Dr Bob Goodwin – World War II Veteran Still Going Strong
Most of the 14,000 surviving World War II Veterans are now aged in their 90s and receiving some form of care, however it might surprise you to learn just how active one of our unsung heroes of World War II is.
Highfields veteran Dr Bob Goodwin (95) walks a mile and a half every day to his local shops, tends his own rose garden, cooks for himself, and does most of his shopping with a little help from Ozcare. It is his general opinion that physical activity tends to perpetuate life.
“It is important to stay active as we get older, death tends to occur when there is less activity,” said Dr Goodwin.
Dr Goodwin is well renowned for serving as a lieutenant in World War II with the 2/10th Field Regiment, an Australian Army artillery regiment formed in mid-1940 to fight the Japanese advance in the Malayan campaign. The regiment was sadly taken prisoner at the fall of Singapore.
As a prisioner of war, Dr Goodwin endured horrific conditions, including the amputation of his ulcerated toe without anaestheic, while working on Hellfire Pass, a notorious part of the Burma-Thailand railway. Yet Dr Goodwin has no regrets.
“I have lived a varied life, but I wouldn’t change a thing,” said Dr Goodwin.
An inspiring man, after the war Dr Goodwin achieved his matriculation, married his late wife Marie, studied medicine and went into general practice while bringing up his four children. He became a Member and a Fellow of the Royal Australiasian College of Physicians and was at the helm of the National Heart Foundation for almost 30 years. Dr Goodwin received the Order of Australia Medal in 1993 for his service to community health.

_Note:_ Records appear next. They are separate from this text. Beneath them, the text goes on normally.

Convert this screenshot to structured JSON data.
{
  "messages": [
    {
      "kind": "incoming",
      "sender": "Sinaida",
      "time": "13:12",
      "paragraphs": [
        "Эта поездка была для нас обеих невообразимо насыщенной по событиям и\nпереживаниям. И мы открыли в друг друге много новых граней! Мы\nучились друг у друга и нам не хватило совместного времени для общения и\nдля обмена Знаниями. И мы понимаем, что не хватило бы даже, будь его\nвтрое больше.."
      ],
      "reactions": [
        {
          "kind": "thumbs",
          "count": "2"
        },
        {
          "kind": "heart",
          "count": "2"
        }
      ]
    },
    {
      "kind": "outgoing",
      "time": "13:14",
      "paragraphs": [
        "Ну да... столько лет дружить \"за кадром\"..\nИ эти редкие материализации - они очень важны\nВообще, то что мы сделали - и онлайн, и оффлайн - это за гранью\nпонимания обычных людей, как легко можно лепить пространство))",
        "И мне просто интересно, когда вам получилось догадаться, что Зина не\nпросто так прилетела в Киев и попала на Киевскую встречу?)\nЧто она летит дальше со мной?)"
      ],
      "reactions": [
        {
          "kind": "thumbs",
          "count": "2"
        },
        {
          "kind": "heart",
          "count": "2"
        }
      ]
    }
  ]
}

Dr Goodwin has been at every Anzac Day service except for last year.
“Anzac Day is the day I think about all the people who never came home,” said Dr Goodwin.
“We lost 300 men from our regiment during the war. My advice is think carefully about how you choose your politicians - they speak on your behalf.”
Richard Bromley – World War II Veteran With a Secret to Share
Richard Bromley (94) Ozcare DVA client, is one of our unsung heroes from World War II. His bravery has mostly gone unrecognised as Richard served on a secret mission during the war which he kept under oath for more than 30 years.
Richard was 20 years old when he enlisted with the Australian Defence Force, and said it was an easy decision to make.
“Something had to be done,” said Richard. “The Japanese were coming and it was important we do everything possible to defend our country.”
An A-grade cricketer, footballer and good runner, Richard was quickly selected to take part in a secret mission, part of which involved the Krait, the fishing boat that went to war.
The Krait, named after the small but deadly snake, was used in September 1943 to transport members of the Z Special Unit to Singapore to successfully raid the city’s harbour. Commandos travelled to the harbour in the Krait, disguised as an Asian fishing boat, then used collapsible canoes to attach limpet mines to Japanese ships, successfully sinking seven ships.
Richard’s role involved posting the personnel, primarily from the Australian Army and the Royal Australian Navy, to the Krait and other secret work he is not able to elaborate on.
Richard is an amazing man with an exceptional story, sadly however, it was a long journey for Richard to be recognised for his work during the war.
“Because the mission was kept a secret, the records were not well-kept, and it took me two years to receive recognition for being a veteran,” said Richard.
“I don’t want any glory - I just wanted to do the job I was posted to do and I think I did it pretty well.”
Richard has no unit to march with on Anzac Day so instead, over the years, he has travelled to Sydney on Remembrance Day to take part in Navy reunions - the one day of the year they bring the Krait out of the Australian War Memorial.
Richard said the greatest joy in his life was meeting his wife and having his daughter.
“I have always had a lot of fun in life, my cheeky attitude has helped but Brother O’Brien from St Mary’s Christian Brothers College in Ipswich always used to say to me ‘do unto others as you would have them do unto you’ and I have lived by this saying.”